Mortgage, draft “for Mr Baynes’ approval” [their London solicitor], and contemporary copy of same (John Lucock [party to Items 3 and 4 above], of Cockermouth Esq., to Daniel Moor of Whitehaven, mariner), – for £800 – the capital mansion of Hewthwaite Hall, and that other, farm, house “lately Erected” next door by the said John Lucock, and lands near it “heretofore part” of Hesket Hall demesne (names each field and which old field they were “taken from”), 1778
Admittance – Sir Richard Cope, Bt., nephew and heir of Sir John Mordaunt Cope, Bt., deceased, to the house and land called Little Hewthwaite, rent 17s. 4d., in the Manor of Hewthwaite (Joseph Fisher, lord), 1782
Agreement for sale, and lease and release of Lewthwaite (John Lucock gent. and Daniel Moor to Sir Gilfrid) for £1036, being £848 to Daniel Moor and £188 to John Lucock, May 1783
Power of attorney by John Lucock re same a May 1783
Lease and release of named closes at Hewthwaite (Dr Pitcairn to Sir Gilfrid) for £1650, Dec. 1783
Customary conveyance, and surrender-and-admittance (Sir Gilfrid to William Browne of Tallentire Hall, Esq. [his trustee]) – Little Hewthwaite, 1785
Enfranchisement (John Sanderson Fisher, infant, of Woodhall p. Bridekirk, Esq., lord on the death of Judith Bolton, widow, last admitting Lady, to William Browne as Sir Wilfrid’s Trustee) for £72 – 7 closes (total 38a. 0r. 36p.) and 5 parcels of woodland adjoining (total 15a. 1r. 12p.) at Little Hewthwaite in Setmurthy tp., total rent 17s. 4d.; nothing reserved; the closes are not named, 1841

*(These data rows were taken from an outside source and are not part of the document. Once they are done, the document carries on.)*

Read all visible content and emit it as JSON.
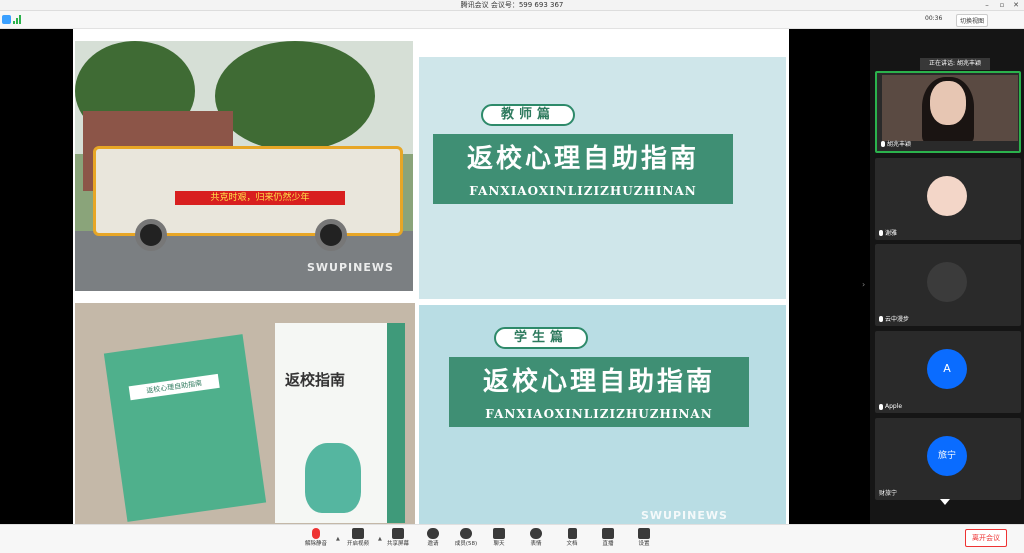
{
  "window": {
    "title": "腾讯会议 会议号：599 693 367"
  },
  "topbar": {
    "timer": "00:36",
    "switch_view": "切换视图"
  },
  "share": {
    "banner_text": "共克时艰，归来仍然少年",
    "watermark": "SWUPINEWS",
    "teacher_badge": "教师篇",
    "student_badge": "学生篇",
    "guide_title": "返校心理自助指南",
    "guide_pinyin": "FANXIAOXINLIZIZHUZHINAN",
    "book_small_label": "返校心理自助指南",
    "book_title": "返校指南"
  },
  "panel": {
    "speaking": "正在讲话: 胡兆丰颖",
    "participants": [
      {
        "name": "胡兆丰颖",
        "type": "video"
      },
      {
        "name": "谢雅",
        "type": "avatar"
      },
      {
        "name": "云中漫步",
        "type": "avatar"
      },
      {
        "name": "Apple",
        "type": "letter",
        "letter": "A"
      },
      {
        "name": "财旅宁",
        "type": "letter",
        "letter": "旅宁"
      }
    ]
  },
  "toolbar": {
    "unmute": "解除静音",
    "video": "开启视频",
    "share": "共享屏幕",
    "invite": "邀请",
    "members": "成员(58)",
    "chat": "聊天",
    "reactions": "表情",
    "docs": "文档",
    "live": "直播",
    "settings": "设置",
    "leave": "离开会议"
  },
  "colors": {
    "accent_green": "#2bb24c",
    "leave_red": "#e33333",
    "avatar_blue": "#0a6cff"
  }
}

This is from Magna Britannia: volume 4: Cumberland, Daniel and Samuel Lysons, 1816:

BRIGHAM, in the ward of Allerdale below Derwent, is an extensive parish, containing ten townships, besides those of the parochial chapelry of Lorton, viz. Brigham, Blindbothel, Buttermere, Cockermouth, Eaglesfield, Embleton, Grey-Southern, Mosser, Setmurthy, and Whinfell. The whole parish, exclusively of Lorton, contained in 1811, 1008 houses, and 4918 inhabitants.

The manors of Brigham, Grey-Southern, and Eaglesfield, were given by William de Meschines to Waldeof, son of Gospatric: the latter gave Brigham to Dolphin, son of Alward, in marriage with his sister; after a few descents it was divided into moieties between the coheirs of Brigham; one moiety after remaining for some time in the family of Twinham, and afterwards in that of Hercla, was forfeited by the attainder of Andrew de Hercla, Earl of Carlisle, and given to a chantry in the church of Brigham; this moiety, after the dissolution, was granted to the Fletchers of Moresby, and was sold to the tenants. The other moiety was successively in the families of Huthwaite and Swinburn; it was sold by the latter in 1699, to the Honourable Goodwin Wharton; in 1727 the trustees of the Duke of Wharton sold it to Mr. Wilfred Grisdale; after the death of his daughter, Mrs. Lucock, and her only daughter, it passed under his will to Mr. William Singleton, who died in 1767; on his death this and other estates became vested jointly in several persons under Mr. Grisdale’s will, and having been divided by virtue of a commission of partition, issued out of the court of chancery, this moiety of the manor of Brigham was allotted to Joshua Lucock, Esq. and is now the property of his grandson Raisbeck Lucock Bragg, Esq. The Earl of Egremont is Lord Paramount.